## Exercise
Scan the entries below for "label" and copy each line that holds it.

## Exercise data
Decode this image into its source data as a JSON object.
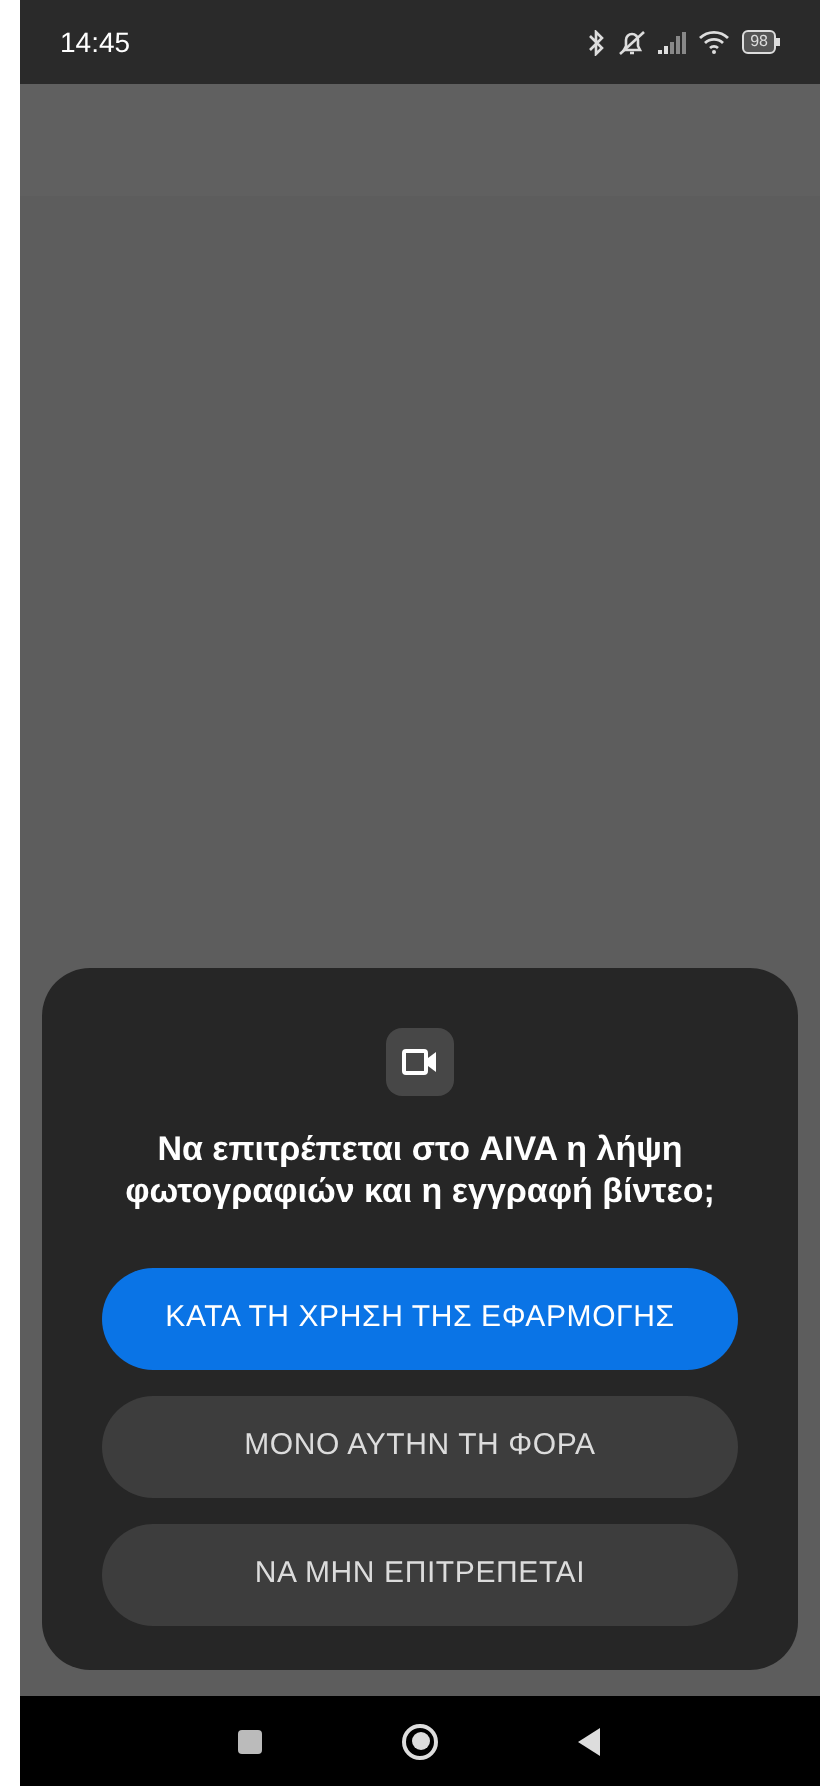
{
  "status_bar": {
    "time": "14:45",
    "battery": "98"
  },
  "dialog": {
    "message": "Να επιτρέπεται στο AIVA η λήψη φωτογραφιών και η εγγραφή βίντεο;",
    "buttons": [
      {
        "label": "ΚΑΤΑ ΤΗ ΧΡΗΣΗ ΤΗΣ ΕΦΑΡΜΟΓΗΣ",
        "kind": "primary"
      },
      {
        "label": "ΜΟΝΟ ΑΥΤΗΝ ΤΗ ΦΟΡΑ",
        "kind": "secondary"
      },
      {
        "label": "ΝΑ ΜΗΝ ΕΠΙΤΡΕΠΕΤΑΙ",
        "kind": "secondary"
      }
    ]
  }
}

## Written reply
        "label": "ΚΑΤΑ ΤΗ ΧΡΗΣΗ ΤΗΣ ΕΦΑΡΜΟΓΗΣ",
        "label": "ΜΟΝΟ ΑΥΤΗΝ ΤΗ ΦΟΡΑ",
        "label": "ΝΑ ΜΗΝ ΕΠΙΤΡΕΠΕΤΑΙ",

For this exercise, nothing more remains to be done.